| Instructions to follow |
Copy, from the data below, each line that has the word "icon".

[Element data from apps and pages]
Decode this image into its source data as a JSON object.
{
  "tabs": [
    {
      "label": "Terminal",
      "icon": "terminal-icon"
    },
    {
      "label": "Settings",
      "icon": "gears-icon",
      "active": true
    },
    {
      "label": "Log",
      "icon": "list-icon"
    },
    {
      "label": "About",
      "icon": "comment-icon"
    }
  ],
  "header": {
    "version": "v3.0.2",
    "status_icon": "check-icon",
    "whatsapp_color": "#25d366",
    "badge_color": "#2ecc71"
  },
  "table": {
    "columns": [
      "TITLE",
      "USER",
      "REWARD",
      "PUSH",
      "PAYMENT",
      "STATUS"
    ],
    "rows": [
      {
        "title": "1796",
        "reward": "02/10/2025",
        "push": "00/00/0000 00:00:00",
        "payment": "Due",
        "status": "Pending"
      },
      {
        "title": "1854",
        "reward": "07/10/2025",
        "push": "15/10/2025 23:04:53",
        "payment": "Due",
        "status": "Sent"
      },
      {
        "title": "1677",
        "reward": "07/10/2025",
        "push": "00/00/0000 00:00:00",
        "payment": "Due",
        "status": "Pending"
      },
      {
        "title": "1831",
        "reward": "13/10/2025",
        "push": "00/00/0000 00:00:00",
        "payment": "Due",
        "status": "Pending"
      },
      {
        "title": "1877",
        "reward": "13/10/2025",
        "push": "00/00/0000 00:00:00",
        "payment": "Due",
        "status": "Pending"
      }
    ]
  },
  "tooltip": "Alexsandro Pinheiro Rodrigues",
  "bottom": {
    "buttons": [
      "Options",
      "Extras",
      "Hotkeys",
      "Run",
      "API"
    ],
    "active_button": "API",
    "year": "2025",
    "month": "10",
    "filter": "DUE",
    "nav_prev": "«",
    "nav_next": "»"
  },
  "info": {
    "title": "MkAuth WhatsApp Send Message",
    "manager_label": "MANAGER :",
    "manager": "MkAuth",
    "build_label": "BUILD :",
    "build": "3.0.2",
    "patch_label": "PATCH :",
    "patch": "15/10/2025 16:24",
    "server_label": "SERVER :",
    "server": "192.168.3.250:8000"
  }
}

| Worked solution |
      "icon": "terminal-icon"
      "icon": "gears-icon",
      "icon": "list-icon"
      "icon": "comment-icon"
    "status_icon": "check-icon",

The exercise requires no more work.